#### YOUR INSTRUCTIONS
Find the number of lines below in which the word "öğretmenler" occurs. Write only that number.

#### DATA IN THIS EXERCISE
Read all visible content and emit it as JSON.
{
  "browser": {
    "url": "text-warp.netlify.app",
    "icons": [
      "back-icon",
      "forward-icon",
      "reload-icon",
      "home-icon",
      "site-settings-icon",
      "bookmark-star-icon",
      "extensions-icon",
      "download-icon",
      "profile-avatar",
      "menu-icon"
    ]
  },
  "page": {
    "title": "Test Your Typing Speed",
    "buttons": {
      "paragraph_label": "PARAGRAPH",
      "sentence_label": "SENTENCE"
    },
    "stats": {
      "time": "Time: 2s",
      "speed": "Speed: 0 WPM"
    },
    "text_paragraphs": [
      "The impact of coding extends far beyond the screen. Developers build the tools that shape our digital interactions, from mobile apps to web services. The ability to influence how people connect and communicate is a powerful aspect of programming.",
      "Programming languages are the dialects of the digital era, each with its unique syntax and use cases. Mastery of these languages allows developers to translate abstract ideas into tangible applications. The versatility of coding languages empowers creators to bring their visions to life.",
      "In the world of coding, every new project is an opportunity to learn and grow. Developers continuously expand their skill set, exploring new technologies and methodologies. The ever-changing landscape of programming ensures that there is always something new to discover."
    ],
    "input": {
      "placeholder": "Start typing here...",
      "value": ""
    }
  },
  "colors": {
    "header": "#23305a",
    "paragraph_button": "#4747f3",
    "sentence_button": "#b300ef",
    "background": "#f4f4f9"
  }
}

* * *

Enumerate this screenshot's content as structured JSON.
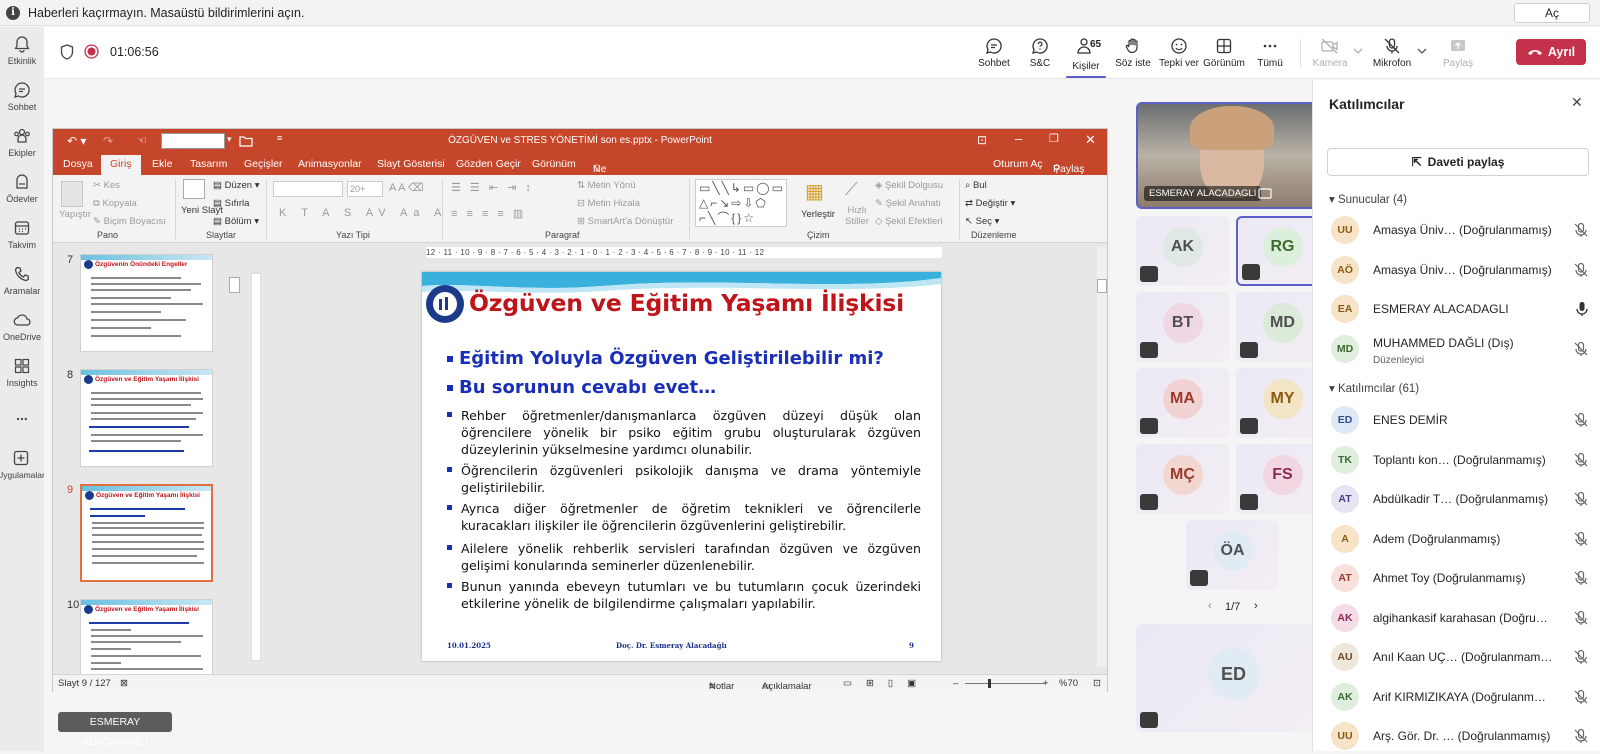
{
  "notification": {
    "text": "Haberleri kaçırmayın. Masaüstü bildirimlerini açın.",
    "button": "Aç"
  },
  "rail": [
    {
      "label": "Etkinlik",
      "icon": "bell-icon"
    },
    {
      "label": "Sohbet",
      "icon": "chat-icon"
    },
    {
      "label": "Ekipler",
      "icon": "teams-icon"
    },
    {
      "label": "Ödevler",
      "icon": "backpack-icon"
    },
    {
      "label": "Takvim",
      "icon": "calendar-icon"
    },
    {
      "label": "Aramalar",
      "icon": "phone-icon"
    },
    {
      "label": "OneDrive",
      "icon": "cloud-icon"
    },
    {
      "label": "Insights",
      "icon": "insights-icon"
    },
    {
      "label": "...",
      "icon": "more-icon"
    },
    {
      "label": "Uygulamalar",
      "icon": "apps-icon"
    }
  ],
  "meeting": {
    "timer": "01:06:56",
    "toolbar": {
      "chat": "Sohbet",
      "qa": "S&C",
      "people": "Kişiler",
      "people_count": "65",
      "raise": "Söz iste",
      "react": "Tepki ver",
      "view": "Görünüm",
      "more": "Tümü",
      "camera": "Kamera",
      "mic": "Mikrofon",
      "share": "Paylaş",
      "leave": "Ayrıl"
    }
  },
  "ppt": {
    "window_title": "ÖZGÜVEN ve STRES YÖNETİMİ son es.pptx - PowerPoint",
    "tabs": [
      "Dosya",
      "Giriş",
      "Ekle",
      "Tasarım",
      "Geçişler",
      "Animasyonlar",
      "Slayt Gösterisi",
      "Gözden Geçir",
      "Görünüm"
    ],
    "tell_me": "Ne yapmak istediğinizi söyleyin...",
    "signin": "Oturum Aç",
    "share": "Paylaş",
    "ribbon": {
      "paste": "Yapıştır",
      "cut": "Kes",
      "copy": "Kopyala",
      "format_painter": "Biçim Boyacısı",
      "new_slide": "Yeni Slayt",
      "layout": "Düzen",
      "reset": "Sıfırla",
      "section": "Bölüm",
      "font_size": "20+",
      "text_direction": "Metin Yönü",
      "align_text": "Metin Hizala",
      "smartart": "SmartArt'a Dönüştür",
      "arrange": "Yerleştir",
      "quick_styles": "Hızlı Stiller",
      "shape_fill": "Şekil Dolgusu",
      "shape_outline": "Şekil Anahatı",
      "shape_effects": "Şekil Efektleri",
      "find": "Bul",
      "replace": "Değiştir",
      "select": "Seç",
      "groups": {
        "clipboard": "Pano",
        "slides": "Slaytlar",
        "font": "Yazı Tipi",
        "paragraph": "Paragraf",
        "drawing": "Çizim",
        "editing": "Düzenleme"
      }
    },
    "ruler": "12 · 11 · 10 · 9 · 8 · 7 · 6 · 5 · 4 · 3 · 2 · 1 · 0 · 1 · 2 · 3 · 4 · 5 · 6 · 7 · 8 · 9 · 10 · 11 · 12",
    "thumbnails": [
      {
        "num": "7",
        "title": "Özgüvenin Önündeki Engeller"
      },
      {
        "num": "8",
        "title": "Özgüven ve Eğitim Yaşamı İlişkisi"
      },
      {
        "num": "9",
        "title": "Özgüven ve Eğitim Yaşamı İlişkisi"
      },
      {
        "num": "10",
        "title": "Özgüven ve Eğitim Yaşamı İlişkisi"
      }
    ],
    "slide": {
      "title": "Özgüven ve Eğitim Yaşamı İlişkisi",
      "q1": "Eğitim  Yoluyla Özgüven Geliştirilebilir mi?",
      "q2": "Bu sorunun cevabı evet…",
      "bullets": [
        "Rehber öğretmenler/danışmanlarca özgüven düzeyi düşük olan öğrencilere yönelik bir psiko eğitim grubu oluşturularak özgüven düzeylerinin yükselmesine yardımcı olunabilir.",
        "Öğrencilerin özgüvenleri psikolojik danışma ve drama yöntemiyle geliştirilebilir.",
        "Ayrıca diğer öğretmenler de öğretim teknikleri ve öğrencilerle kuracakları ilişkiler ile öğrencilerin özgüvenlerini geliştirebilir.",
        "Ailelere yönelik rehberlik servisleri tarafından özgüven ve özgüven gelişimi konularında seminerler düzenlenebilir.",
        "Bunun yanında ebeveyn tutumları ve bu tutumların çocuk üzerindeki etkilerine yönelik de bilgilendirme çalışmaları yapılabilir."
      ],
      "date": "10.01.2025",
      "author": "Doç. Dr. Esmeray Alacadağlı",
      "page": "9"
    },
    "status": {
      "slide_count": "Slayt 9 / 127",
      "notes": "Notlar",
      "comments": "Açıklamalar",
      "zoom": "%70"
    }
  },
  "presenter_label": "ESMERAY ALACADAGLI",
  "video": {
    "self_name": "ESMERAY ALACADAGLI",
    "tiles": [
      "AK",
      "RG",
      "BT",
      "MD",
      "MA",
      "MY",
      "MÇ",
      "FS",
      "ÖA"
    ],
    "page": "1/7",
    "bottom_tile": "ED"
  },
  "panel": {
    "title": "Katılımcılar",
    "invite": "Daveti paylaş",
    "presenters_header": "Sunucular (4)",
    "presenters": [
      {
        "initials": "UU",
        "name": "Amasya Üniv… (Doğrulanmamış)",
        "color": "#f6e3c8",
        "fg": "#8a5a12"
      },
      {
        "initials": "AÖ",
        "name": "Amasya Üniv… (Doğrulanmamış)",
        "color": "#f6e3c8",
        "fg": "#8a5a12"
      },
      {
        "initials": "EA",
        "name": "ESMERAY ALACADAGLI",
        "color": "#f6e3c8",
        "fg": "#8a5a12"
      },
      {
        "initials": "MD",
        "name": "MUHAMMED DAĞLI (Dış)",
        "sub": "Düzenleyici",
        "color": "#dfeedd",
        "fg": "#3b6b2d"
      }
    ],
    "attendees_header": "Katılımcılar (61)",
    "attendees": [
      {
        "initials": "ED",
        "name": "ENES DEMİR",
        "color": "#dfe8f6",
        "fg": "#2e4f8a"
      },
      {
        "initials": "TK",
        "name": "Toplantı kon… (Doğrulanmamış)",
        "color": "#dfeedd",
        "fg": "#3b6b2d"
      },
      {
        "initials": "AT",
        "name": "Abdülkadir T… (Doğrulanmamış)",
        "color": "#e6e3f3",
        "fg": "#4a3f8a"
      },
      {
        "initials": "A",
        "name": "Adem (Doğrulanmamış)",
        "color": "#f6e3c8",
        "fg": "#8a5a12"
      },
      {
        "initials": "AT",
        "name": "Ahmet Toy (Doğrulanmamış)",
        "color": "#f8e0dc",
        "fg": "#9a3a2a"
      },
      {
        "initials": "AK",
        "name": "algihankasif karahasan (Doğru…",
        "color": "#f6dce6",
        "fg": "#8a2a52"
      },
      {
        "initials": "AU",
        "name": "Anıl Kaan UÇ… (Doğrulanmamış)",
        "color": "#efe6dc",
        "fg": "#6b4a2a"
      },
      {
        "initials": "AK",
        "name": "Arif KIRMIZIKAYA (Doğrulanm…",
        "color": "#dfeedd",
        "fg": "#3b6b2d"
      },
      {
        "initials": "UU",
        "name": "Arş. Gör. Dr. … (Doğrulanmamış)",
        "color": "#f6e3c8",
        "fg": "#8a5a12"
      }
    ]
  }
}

#### EXERCISE SOLUTION
2